- Today we’ll be having a chat with the mobile team to discuss how the two groups can collaborate so there’s more continuity in the WordPress experience, how to leverage the quite-big WP community to increase participation in the quite-small mobile apps project communities, and in general how to make the mobile apps an integral part of the WordPress experience and community. No more red-headed stepchildren!

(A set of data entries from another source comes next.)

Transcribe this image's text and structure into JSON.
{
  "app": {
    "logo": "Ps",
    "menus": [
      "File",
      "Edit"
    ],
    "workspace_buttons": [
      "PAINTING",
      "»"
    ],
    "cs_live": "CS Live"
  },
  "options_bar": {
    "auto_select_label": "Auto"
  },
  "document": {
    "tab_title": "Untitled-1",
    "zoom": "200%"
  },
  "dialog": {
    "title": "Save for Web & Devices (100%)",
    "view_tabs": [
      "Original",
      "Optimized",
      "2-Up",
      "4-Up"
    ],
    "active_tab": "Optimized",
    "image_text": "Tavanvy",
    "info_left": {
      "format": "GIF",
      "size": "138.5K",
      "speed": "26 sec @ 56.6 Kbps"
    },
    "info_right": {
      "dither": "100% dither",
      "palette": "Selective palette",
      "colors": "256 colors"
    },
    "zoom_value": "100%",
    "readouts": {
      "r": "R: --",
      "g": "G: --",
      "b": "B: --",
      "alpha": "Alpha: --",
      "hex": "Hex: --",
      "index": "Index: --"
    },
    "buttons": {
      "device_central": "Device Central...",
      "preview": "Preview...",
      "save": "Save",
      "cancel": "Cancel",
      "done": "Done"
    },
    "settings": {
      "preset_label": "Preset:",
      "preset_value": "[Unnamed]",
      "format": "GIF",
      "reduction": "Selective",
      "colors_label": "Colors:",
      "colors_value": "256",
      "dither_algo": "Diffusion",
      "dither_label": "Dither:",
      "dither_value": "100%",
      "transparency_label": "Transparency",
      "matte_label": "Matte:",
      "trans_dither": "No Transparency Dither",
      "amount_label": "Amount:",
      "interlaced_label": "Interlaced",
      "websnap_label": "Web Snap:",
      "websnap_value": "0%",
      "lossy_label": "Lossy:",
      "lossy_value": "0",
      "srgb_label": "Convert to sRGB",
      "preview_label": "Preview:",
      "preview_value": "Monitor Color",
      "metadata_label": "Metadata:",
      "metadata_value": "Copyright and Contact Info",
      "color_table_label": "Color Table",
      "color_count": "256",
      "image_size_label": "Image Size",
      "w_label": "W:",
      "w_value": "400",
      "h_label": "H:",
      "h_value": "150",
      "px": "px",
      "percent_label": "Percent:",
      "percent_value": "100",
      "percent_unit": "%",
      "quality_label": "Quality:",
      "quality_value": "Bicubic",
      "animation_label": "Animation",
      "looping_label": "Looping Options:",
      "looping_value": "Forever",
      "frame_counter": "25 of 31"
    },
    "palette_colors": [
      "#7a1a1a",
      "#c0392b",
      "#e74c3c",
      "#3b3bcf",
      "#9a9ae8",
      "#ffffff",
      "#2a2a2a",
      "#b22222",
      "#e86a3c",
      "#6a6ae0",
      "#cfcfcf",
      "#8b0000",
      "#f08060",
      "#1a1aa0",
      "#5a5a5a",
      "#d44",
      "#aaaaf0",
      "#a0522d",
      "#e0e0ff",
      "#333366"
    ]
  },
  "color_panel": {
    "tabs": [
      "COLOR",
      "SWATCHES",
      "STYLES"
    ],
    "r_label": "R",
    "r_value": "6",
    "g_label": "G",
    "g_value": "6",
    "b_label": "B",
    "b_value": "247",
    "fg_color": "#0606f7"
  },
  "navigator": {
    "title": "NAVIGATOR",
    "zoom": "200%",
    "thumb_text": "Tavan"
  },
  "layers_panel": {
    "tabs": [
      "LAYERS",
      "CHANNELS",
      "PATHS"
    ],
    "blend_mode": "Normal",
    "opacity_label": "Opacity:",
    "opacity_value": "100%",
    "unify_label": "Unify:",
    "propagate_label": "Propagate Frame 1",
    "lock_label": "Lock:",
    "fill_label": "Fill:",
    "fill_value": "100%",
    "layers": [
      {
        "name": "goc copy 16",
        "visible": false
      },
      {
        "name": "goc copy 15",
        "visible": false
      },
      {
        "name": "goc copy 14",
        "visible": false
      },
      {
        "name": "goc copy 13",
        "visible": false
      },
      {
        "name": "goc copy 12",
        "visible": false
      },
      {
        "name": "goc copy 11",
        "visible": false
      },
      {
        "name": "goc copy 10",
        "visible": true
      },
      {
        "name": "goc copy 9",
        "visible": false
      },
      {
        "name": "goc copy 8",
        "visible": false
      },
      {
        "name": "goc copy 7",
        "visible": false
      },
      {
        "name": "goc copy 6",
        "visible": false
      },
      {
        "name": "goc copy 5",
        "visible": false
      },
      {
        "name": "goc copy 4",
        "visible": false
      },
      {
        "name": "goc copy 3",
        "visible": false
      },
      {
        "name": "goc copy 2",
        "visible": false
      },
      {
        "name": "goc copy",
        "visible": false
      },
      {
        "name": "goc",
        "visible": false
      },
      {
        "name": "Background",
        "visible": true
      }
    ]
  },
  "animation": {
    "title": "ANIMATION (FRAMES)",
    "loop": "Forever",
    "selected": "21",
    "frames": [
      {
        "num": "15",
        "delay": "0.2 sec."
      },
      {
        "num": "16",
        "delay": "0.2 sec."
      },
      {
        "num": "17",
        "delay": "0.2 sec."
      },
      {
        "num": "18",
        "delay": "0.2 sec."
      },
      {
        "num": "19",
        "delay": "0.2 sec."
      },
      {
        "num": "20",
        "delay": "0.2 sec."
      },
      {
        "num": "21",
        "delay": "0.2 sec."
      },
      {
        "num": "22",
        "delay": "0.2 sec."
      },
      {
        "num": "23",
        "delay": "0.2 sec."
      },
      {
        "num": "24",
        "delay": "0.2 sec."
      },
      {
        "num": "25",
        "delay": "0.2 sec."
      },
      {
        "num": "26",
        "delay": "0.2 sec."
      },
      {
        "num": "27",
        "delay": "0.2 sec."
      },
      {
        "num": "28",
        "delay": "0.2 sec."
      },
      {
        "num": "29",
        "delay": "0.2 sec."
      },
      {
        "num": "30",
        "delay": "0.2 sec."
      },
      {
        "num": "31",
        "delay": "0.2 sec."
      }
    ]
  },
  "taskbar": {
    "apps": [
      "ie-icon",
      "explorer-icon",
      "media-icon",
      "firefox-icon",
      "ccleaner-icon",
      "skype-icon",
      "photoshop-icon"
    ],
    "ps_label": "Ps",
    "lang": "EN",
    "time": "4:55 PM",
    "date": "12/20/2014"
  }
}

Hoping for more Trac An open source project by Edgewall Software that serves as a bug tracker and project management tool for WordPress. triage The act of evaluating and sorting bug reports, in order to decide priority, severity, and other factors. today — the goal is to empty awaiting review and future release by end of meetup (possibly not realistic given late arrivals, birthday time-out, hangovers, etc) and get everything looked at and put into a more specific milestone — and some of the higher-level vision talk we originally intended for the meetup when we planned it (thinking it would be 3 weeks after the release of 3.1). Will post additional updates as we continue.